“Wings Of A Century” was a railroad history pageant presented on the lakefront.


Here’s some footage: https://www.youtube.com/watch?v=0lTGnZt3KiI


Above: Western Union Co.


 Above: The World Book Encyclopedia.


 Above and below: Sears, Roebuck & Co.

 Above and below: Dutch Maid Cleanser.

Above: The Masonite Co.

Below: The American Bible Society offered a boxed set of selected Books O’ Bible.

 Above: The Christian Scientists had their own pavilion.


 Above: The American Can Co. offered a canned penny bank.


Above: This jar was used by a wide variety of companies – they just stuck their own cap and/or label on it. The customer got a free World’s Fair jar with every purchase. . .


Above: Premium souvenirs from the Dirt-Chaser Mfg. Corp. and the Ball Brothers Co.


Above: Assorted tokens, medallions, pins, etc. . .


Above: Chicago World’s Fair Legion certificate.


Finally, here are some links to additional filmed footage shot at the Century Of Progress:

#AmericanAsphaltCompany #CenturyOfProgress #ChicagosWorldFair


About J. J. Sedelmaier
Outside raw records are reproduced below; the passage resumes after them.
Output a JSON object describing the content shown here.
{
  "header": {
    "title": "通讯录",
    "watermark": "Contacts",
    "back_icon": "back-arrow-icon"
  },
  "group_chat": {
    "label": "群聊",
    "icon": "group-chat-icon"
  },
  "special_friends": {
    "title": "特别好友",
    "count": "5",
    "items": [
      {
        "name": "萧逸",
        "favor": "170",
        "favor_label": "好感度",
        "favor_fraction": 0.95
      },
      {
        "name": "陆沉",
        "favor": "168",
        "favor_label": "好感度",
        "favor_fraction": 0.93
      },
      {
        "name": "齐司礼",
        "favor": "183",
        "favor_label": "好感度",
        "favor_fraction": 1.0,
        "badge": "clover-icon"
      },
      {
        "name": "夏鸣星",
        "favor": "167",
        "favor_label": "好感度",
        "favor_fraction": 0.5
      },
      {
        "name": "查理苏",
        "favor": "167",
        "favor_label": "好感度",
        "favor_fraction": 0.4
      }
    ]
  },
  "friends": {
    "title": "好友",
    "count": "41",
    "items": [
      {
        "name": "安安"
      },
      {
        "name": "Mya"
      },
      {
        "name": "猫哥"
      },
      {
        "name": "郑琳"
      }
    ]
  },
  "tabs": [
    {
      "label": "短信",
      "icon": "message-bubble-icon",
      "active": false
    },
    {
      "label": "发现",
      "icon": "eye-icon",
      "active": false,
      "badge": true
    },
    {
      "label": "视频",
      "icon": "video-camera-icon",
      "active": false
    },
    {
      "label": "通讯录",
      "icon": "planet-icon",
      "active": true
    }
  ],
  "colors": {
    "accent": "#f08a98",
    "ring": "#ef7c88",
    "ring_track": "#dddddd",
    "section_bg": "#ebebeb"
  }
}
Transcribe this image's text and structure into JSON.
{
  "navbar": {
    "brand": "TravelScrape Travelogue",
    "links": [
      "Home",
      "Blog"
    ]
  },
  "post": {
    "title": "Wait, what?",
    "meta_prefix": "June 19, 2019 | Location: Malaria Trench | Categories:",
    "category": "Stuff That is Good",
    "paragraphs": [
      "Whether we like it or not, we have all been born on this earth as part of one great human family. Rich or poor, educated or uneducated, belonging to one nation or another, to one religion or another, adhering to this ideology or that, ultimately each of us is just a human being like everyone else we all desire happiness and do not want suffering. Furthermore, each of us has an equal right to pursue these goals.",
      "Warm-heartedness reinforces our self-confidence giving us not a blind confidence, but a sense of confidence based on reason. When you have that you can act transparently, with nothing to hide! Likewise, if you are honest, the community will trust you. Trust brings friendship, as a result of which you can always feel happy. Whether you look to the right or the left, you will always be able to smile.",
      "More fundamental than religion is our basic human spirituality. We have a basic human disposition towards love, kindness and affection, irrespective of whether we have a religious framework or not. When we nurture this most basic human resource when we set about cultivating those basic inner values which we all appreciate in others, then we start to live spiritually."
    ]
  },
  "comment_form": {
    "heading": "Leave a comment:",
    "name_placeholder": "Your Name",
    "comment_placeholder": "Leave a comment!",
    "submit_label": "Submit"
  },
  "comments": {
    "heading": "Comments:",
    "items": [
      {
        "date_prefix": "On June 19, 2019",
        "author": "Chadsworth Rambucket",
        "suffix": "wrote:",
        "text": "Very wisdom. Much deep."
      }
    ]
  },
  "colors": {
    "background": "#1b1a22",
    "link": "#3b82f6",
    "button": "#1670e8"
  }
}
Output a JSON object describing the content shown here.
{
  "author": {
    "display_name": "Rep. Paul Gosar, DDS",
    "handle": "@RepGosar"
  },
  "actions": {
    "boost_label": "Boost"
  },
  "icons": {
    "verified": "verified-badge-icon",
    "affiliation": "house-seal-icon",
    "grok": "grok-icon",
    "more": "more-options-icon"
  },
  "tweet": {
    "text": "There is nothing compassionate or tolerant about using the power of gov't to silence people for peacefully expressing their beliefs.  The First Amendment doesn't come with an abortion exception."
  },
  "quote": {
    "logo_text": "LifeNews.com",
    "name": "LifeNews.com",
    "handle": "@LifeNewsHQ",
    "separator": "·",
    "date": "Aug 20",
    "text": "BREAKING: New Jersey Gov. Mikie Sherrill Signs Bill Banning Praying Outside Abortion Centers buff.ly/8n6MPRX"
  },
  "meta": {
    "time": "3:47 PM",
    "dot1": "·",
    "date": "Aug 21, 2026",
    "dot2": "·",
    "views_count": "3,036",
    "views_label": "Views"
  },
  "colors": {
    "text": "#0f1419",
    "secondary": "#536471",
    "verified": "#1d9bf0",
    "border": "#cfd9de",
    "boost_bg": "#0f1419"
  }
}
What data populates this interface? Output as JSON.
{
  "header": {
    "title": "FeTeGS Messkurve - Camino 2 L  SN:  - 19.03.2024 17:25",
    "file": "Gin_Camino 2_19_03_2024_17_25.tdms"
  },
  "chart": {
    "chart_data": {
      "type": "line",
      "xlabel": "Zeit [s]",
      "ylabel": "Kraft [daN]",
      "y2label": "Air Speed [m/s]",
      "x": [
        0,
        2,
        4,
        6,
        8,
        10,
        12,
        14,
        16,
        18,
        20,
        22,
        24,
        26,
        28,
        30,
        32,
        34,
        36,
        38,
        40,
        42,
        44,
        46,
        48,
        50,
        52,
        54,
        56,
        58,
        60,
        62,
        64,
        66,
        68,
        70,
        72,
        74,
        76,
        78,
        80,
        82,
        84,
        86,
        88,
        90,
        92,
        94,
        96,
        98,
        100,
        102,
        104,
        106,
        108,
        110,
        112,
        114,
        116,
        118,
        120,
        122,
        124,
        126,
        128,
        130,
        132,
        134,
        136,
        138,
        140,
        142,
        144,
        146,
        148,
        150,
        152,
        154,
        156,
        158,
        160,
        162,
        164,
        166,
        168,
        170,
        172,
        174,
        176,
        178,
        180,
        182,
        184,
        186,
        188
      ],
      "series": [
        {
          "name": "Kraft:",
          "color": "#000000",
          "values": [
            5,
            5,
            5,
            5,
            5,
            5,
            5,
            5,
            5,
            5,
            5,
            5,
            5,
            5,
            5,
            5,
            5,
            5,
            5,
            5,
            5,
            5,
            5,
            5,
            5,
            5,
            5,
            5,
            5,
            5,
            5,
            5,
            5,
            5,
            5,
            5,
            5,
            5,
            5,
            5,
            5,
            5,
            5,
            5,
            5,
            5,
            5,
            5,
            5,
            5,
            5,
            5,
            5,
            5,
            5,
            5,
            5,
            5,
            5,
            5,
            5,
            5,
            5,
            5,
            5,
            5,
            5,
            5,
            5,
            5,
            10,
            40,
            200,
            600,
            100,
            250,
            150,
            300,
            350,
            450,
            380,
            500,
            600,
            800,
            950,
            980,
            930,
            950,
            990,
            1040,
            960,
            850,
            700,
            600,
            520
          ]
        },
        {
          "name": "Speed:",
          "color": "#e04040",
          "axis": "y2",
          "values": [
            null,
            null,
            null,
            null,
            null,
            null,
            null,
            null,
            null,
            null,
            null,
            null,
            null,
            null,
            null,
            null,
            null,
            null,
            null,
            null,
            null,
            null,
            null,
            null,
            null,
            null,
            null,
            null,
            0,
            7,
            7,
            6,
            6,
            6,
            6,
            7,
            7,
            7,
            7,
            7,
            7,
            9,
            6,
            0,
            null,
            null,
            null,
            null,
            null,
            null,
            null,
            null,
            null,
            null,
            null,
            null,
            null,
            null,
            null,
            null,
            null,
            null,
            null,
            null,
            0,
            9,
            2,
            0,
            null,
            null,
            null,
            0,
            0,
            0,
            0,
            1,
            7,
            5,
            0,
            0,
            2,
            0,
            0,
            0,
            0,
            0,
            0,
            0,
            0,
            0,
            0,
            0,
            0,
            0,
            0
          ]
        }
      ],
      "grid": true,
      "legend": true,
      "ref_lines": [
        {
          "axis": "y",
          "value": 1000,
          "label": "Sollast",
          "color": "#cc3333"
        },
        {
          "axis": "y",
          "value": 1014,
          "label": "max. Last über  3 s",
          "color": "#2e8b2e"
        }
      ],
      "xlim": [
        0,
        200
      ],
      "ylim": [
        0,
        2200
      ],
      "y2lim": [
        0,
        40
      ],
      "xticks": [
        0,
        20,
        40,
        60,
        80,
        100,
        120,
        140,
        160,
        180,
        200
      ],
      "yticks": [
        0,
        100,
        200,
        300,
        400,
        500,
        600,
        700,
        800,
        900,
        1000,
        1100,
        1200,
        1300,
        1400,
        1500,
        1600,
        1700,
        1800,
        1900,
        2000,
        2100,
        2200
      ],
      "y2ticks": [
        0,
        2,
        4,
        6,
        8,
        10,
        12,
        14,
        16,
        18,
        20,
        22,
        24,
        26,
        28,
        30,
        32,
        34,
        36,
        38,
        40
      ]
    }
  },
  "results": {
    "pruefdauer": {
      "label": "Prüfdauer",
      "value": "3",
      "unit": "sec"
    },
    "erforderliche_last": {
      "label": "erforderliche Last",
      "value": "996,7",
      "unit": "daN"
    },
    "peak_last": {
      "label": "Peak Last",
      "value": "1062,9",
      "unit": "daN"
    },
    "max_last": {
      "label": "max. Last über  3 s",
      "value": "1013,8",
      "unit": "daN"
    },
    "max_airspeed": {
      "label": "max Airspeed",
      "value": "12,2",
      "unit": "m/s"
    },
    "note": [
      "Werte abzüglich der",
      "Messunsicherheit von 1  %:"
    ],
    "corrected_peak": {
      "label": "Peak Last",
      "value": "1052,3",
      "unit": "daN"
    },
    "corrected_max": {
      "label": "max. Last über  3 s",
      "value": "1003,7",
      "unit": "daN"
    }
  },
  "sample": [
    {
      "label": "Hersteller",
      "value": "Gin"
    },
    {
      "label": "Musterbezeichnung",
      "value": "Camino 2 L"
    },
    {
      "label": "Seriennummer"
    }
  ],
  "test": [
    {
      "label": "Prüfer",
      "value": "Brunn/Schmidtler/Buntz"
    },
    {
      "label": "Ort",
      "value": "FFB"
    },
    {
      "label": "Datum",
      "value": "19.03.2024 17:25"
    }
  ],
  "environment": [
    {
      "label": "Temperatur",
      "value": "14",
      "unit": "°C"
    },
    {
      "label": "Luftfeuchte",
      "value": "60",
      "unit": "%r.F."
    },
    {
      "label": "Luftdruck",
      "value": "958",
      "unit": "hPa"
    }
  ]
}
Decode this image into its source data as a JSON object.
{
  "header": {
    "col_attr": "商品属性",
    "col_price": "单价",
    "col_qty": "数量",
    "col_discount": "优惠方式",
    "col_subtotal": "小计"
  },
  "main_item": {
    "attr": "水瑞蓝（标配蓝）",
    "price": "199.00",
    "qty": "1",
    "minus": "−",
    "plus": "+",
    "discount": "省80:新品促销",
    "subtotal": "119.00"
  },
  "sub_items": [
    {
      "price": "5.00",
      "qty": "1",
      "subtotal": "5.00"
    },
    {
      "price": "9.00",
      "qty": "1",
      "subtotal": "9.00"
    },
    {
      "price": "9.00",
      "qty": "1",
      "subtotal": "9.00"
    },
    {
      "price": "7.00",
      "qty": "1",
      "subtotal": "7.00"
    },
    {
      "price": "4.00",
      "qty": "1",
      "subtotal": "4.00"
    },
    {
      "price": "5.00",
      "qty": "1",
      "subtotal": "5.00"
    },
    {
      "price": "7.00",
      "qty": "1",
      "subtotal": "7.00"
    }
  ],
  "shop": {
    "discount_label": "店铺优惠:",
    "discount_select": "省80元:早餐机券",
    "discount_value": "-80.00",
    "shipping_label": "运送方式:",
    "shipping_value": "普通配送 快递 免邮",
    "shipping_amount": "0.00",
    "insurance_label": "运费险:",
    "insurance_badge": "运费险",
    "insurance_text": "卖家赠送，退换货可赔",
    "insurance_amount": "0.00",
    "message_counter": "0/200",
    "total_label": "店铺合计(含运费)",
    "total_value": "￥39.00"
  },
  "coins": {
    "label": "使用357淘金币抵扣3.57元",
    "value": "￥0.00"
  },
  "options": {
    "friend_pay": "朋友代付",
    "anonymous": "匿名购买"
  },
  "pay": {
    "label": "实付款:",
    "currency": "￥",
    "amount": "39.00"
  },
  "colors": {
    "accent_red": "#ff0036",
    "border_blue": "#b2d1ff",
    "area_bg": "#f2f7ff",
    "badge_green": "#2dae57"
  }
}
As President/Director of J. J. Sedelmaier Productions, Inc., he is responsible for launching some of the most talked about broadcast animated productions of the past two decades – MTV’s “Beavis and Butt-Head”, SNL’s “Saturday TV Funhouse” series with Robert Smigel (“The Ambiguously Gay Duo”, “The X-Presidents”, etc.), Cartoon Network/Adult Swim’s “Harvey Birdman - Attorney at Law”, and the “Tek Jansen/Alpha Squad Seven” series for The Colbert Report. Sedelmaier has produced over 500 film and design pieces. He has been a professor at NYU, teaching Intermediate Animation and History Of Animation courses, and has curated design and animation exhibits at The Society Of Illustrators, Milwaukee's Grohmann Museum and Westchester Arts Council. In addition, he’s a very organized hoarder.View all posts by J. J. Sedelmaier →

RECENT POSTS:

OUR PARTNERS:

adobe.png
wix.png
mailchimp.png
fontelier.png